[[ Input for this task, beginning ]]
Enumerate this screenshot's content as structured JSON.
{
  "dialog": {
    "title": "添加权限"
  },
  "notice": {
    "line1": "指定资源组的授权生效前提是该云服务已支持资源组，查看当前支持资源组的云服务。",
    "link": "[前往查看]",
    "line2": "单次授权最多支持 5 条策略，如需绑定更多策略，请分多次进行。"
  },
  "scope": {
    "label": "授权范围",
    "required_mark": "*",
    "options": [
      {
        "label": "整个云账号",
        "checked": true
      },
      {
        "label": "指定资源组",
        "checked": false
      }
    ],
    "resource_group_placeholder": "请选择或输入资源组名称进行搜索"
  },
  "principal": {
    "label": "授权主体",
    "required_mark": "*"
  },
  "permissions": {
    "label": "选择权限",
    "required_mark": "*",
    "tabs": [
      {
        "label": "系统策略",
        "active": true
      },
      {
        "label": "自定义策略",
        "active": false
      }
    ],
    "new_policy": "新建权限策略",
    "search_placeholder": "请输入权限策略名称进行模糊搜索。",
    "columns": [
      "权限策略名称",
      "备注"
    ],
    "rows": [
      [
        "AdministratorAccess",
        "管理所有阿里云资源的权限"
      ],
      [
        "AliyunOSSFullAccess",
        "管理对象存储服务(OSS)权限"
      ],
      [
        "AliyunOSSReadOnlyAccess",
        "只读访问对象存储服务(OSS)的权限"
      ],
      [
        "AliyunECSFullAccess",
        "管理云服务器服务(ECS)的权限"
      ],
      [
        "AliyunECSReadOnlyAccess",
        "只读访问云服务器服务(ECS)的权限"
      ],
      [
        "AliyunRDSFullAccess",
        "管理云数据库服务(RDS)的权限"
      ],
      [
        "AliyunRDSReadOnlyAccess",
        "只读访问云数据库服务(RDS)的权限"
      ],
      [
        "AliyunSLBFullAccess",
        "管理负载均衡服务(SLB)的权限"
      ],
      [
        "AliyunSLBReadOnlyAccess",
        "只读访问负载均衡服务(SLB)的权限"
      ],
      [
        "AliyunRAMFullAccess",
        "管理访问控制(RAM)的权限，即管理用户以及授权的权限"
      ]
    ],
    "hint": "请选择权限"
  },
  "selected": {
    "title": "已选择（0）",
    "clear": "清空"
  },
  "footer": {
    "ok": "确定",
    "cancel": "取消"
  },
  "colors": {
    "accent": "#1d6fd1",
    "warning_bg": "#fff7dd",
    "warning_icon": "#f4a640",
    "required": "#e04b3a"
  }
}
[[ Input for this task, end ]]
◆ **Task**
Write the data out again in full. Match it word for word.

◆ **Your solution**
Enumerate this screenshot's content as structured JSON.
{
  "dialog": {
    "title": "添加权限"
  },
  "notice": {
    "line1": "指定资源组的授权生效前提是该云服务已支持资源组，查看当前支持资源组的云服务。",
    "link": "[前往查看]",
    "line2": "单次授权最多支持 5 条策略，如需绑定更多策略，请分多次进行。"
  },
  "scope": {
    "label": "授权范围",
    "required_mark": "*",
    "options": [
      {
        "label": "整个云账号",
        "checked": true
      },
      {
        "label": "指定资源组",
        "checked": false
      }
    ],
    "resource_group_placeholder": "请选择或输入资源组名称进行搜索"
  },
  "principal": {
    "label": "授权主体",
    "required_mark": "*"
  },
  "permissions": {
    "label": "选择权限",
    "required_mark": "*",
    "tabs": [
      {
        "label": "系统策略",
        "active": true
      },
      {
        "label": "自定义策略",
        "active": false
      }
    ],
    "new_policy": "新建权限策略",
    "search_placeholder": "请输入权限策略名称进行模糊搜索。",
    "columns": [
      "权限策略名称",
      "备注"
    ],
    "rows": [
      [
        "AdministratorAccess",
        "管理所有阿里云资源的权限"
      ],
      [
        "AliyunOSSFullAccess",
        "管理对象存储服务(OSS)权限"
      ],
      [
        "AliyunOSSReadOnlyAccess",
        "只读访问对象存储服务(OSS)的权限"
      ],
      [
        "AliyunECSFullAccess",
        "管理云服务器服务(ECS)的权限"
      ],
      [
        "AliyunECSReadOnlyAccess",
        "只读访问云服务器服务(ECS)的权限"
      ],
      [
        "AliyunRDSFullAccess",
        "管理云数据库服务(RDS)的权限"
      ],
      [
        "AliyunRDSReadOnlyAccess",
        "只读访问云数据库服务(RDS)的权限"
      ],
      [
        "AliyunSLBFullAccess",
        "管理负载均衡服务(SLB)的权限"
      ],
      [
        "AliyunSLBReadOnlyAccess",
        "只读访问负载均衡服务(SLB)的权限"
      ],
      [
        "AliyunRAMFullAccess",
        "管理访问控制(RAM)的权限，即管理用户以及授权的权限"
      ]
    ],
    "hint": "请选择权限"
  },
  "selected": {
    "title": "已选择（0）",
    "clear": "清空"
  },
  "footer": {
    "ok": "确定",
    "cancel": "取消"
  },
  "colors": {
    "accent": "#1d6fd1",
    "warning_bg": "#fff7dd",
    "warning_icon": "#f4a640",
    "required": "#e04b3a"
  }
}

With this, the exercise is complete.